If you are a Diebenkorn fan (as I am,) you will be dazzled by the new catalog for a show currently on view at the Harwood Museum of Art in Taos, New Mexico (though September 9, 2007.) The show features work from Diebenkorn’s two and a half year residence in Albuquerque in the early 1950s, and many of these images are being seen for the first time. They are lush.

Gerald Nordland is a well known expert on Diebenkorn, and he has written one of the three essays in the catalog. I found this passage particularly provocative in light of the ongoing discussion of Diebenkorn’s relationship to landscape (something I have written about earlier on this blog):

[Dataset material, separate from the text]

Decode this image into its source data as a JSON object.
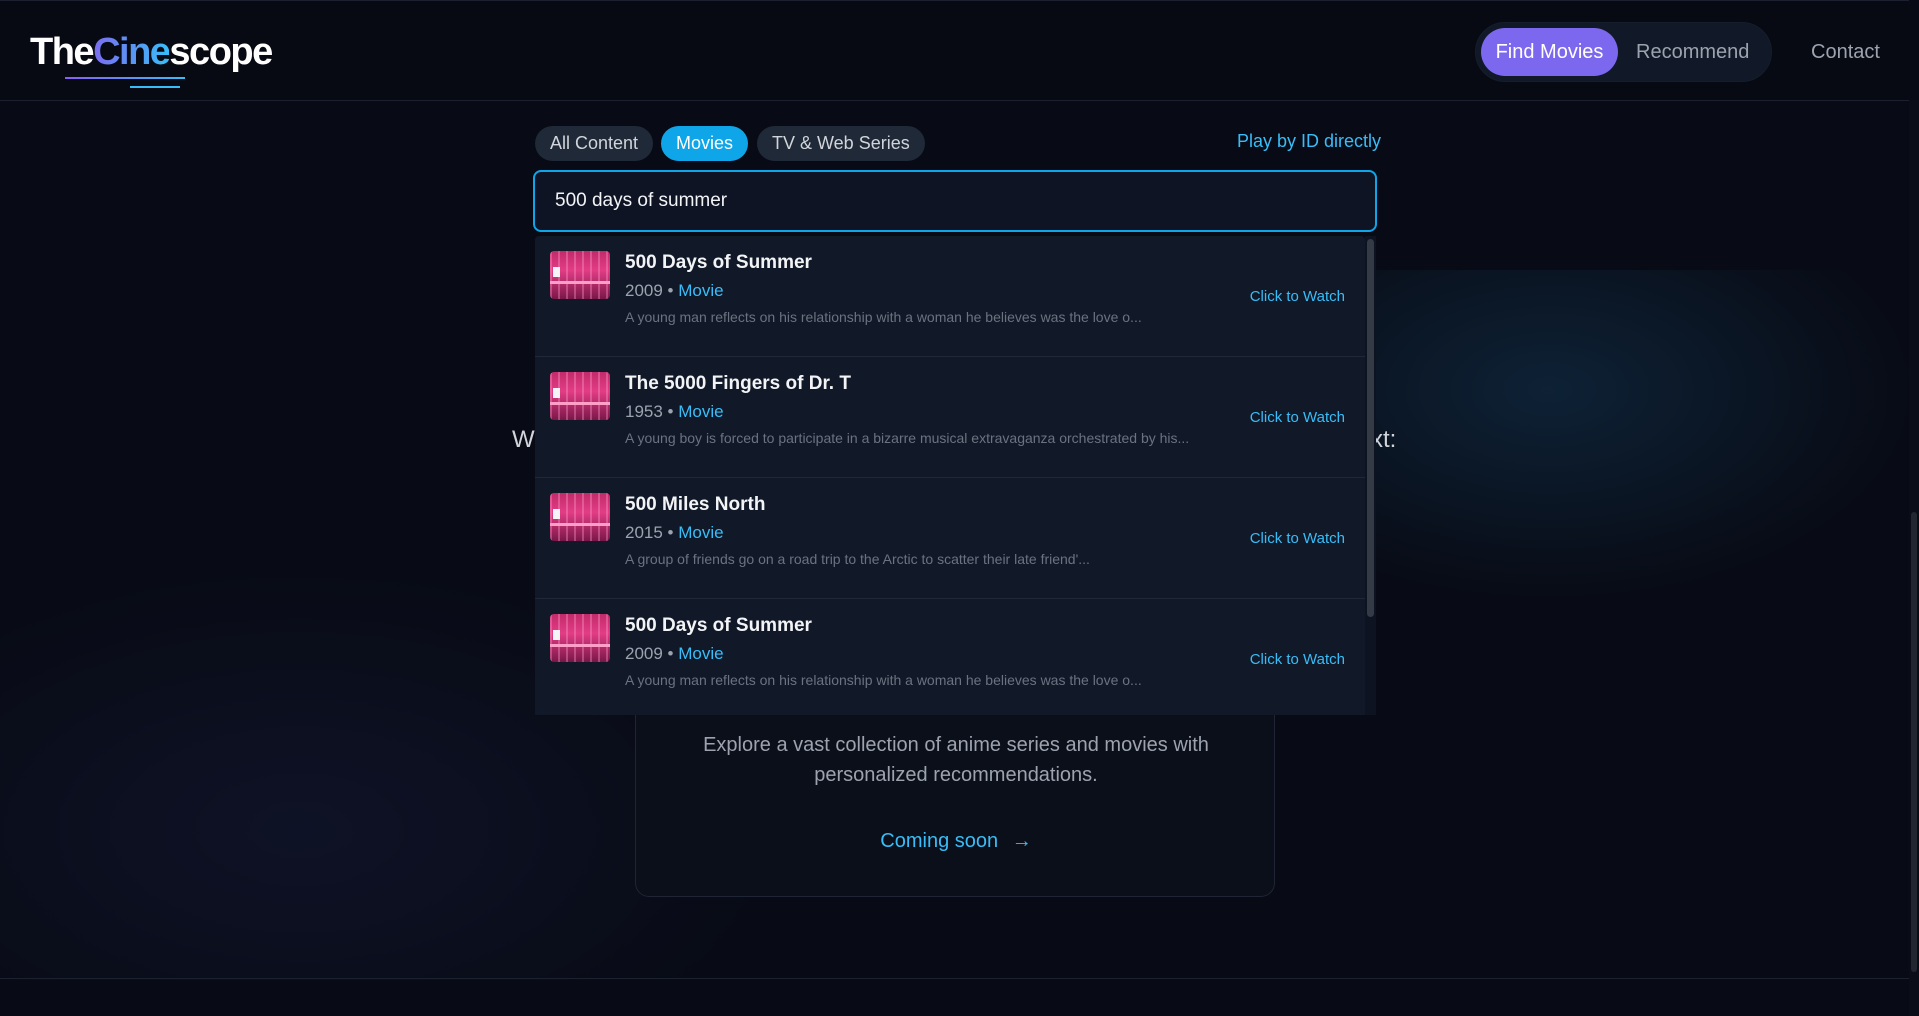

The Albuquerque paintings generally evidence a brighter-than-before palette of sandy and flesh colors; looping and energetic line; and rhythmic boldness to deposits of color-form which developed out of improvisations, revisions, and transitions. They have a toughness and a tenderness that reflect the Northern New Mexico landscape. Diebenkorn’s roughness of execution conforms to his distaste for finish, apparent in the segmentation of forms at the canvas edge, and his wish to reflect facture and materials. The directness became a positive element of his style. The natural phenomena that filtered into these creations are remote.

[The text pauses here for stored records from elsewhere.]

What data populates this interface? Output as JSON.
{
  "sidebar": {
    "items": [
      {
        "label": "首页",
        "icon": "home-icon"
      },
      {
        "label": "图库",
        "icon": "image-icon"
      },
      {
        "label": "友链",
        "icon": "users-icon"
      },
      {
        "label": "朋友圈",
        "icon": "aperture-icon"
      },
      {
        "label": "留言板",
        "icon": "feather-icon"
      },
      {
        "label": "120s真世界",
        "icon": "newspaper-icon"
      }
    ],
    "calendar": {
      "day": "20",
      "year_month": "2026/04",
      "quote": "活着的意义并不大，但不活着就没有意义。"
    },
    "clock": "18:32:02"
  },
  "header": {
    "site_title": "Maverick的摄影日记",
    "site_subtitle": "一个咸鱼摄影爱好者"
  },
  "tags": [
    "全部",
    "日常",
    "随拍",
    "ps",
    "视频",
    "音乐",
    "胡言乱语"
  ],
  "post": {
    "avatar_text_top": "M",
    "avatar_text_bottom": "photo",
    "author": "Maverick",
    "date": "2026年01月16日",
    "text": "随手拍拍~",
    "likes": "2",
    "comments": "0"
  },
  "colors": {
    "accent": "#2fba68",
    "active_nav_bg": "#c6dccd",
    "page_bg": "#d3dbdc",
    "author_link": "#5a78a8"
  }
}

This body of work has been referred to incorrectly as Diebenkorn’s “abstract landscape” manner, for it implies that these works are somehow translated into abstractions from nature. Diebenkorn did say, “Temperamentally, perhaps I had always been a landscape painter, but I was fighting the landscape feeling; in Albuquerque I relaxed and began to think of natural forms in relation to my own feelings.”

Note: Many thanks to my lifelong friend Kevin Simmers for finding the catalog and bringing it to my attention. We have been paired in a passionate devotion to Diebenkorn’s work since we saw a show of his Ocean Park series while we were in college. All these years later and that passion has not cooled in either of us.